> **WORK REQUIRED**: Reproduce every line in the listing that contains the word "中文双页".

════════════════════

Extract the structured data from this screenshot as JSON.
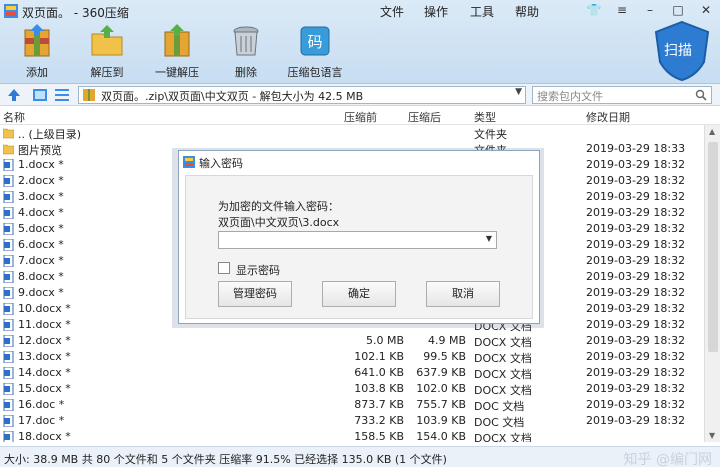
{
  "window": {
    "title": "双页面。 - 360压缩",
    "menu": [
      "文件",
      "操作",
      "工具",
      "帮助"
    ]
  },
  "toolbar": {
    "add": "添加",
    "extract_to": "解压到",
    "one_click": "一键解压",
    "delete": "删除",
    "language": "压缩包语言",
    "scan": "扫描"
  },
  "address": {
    "path": "双页面。.zip\\双页面\\中文双页 - 解包大小为 42.5 MB",
    "search_placeholder": "搜索包内文件"
  },
  "columns": {
    "name": "名称",
    "compressed": "压缩前",
    "original": "压缩后",
    "type": "类型",
    "modified": "修改日期"
  },
  "files": [
    {
      "icon": "folder",
      "name": ".. (上级目录)",
      "comp": "",
      "orig": "",
      "type": "文件夹",
      "date": ""
    },
    {
      "icon": "folder",
      "name": "图片预览",
      "comp": "",
      "orig": "",
      "type": "文件夹",
      "date": "2019-03-29 18:33"
    },
    {
      "icon": "doc",
      "name": "1.docx *",
      "comp": "",
      "orig": "",
      "type": "",
      "date": "2019-03-29 18:32"
    },
    {
      "icon": "doc",
      "name": "2.docx *",
      "comp": "",
      "orig": "",
      "type": "",
      "date": "2019-03-29 18:32"
    },
    {
      "icon": "doc",
      "name": "3.docx *",
      "comp": "",
      "orig": "",
      "type": "",
      "date": "2019-03-29 18:32"
    },
    {
      "icon": "doc",
      "name": "4.docx *",
      "comp": "",
      "orig": "",
      "type": "",
      "date": "2019-03-29 18:32"
    },
    {
      "icon": "doc",
      "name": "5.docx *",
      "comp": "",
      "orig": "",
      "type": "",
      "date": "2019-03-29 18:32"
    },
    {
      "icon": "doc",
      "name": "6.docx *",
      "comp": "",
      "orig": "",
      "type": "",
      "date": "2019-03-29 18:32"
    },
    {
      "icon": "doc",
      "name": "7.docx *",
      "comp": "",
      "orig": "",
      "type": "",
      "date": "2019-03-29 18:32"
    },
    {
      "icon": "doc",
      "name": "8.docx *",
      "comp": "",
      "orig": "",
      "type": "",
      "date": "2019-03-29 18:32"
    },
    {
      "icon": "doc",
      "name": "9.docx *",
      "comp": "",
      "orig": "",
      "type": "",
      "date": "2019-03-29 18:32"
    },
    {
      "icon": "doc",
      "name": "10.docx *",
      "comp": "",
      "orig": "",
      "type": "",
      "date": "2019-03-29 18:32"
    },
    {
      "icon": "doc",
      "name": "11.docx *",
      "comp": "",
      "orig": "",
      "type": "DOCX 文档",
      "date": "2019-03-29 18:32"
    },
    {
      "icon": "doc",
      "name": "12.docx *",
      "comp": "5.0 MB",
      "orig": "4.9 MB",
      "type": "DOCX 文档",
      "date": "2019-03-29 18:32"
    },
    {
      "icon": "doc",
      "name": "13.docx *",
      "comp": "102.1 KB",
      "orig": "99.5 KB",
      "type": "DOCX 文档",
      "date": "2019-03-29 18:32"
    },
    {
      "icon": "doc",
      "name": "14.docx *",
      "comp": "641.0 KB",
      "orig": "637.9 KB",
      "type": "DOCX 文档",
      "date": "2019-03-29 18:32"
    },
    {
      "icon": "doc",
      "name": "15.docx *",
      "comp": "103.8 KB",
      "orig": "102.0 KB",
      "type": "DOCX 文档",
      "date": "2019-03-29 18:32"
    },
    {
      "icon": "doc",
      "name": "16.doc *",
      "comp": "873.7 KB",
      "orig": "755.7 KB",
      "type": "DOC 文档",
      "date": "2019-03-29 18:32"
    },
    {
      "icon": "doc",
      "name": "17.doc *",
      "comp": "733.2 KB",
      "orig": "103.9 KB",
      "type": "DOC 文档",
      "date": "2019-03-29 18:32"
    },
    {
      "icon": "doc",
      "name": "18.docx *",
      "comp": "158.5 KB",
      "orig": "154.0 KB",
      "type": "DOCX 文档",
      "date": ""
    }
  ],
  "status": {
    "text": "大小: 38.9 MB 共 80 个文件和 5 个文件夹 压缩率 91.5% 已经选择 135.0 KB (1 个文件)",
    "watermark": "知乎 @编门网"
  },
  "dialog": {
    "title": "输入密码",
    "prompt": "为加密的文件输入密码：",
    "path": "双页面\\中文双页\\3.docx",
    "password_value": "",
    "show_password": "显示密码",
    "show_password_checked": false,
    "manage": "管理密码",
    "ok": "确定",
    "cancel": "取消"
  },
  "colors": {
    "accent": "#2e7cd1",
    "toolbar_bg": "#c7ddf1"
  }
}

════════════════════

> **TASK ANSWER**:
    "path": "双页面。.zip\\双页面\\中文双页 - 解包大小为 42.5 MB",
    "path": "双页面\\中文双页\\3.docx",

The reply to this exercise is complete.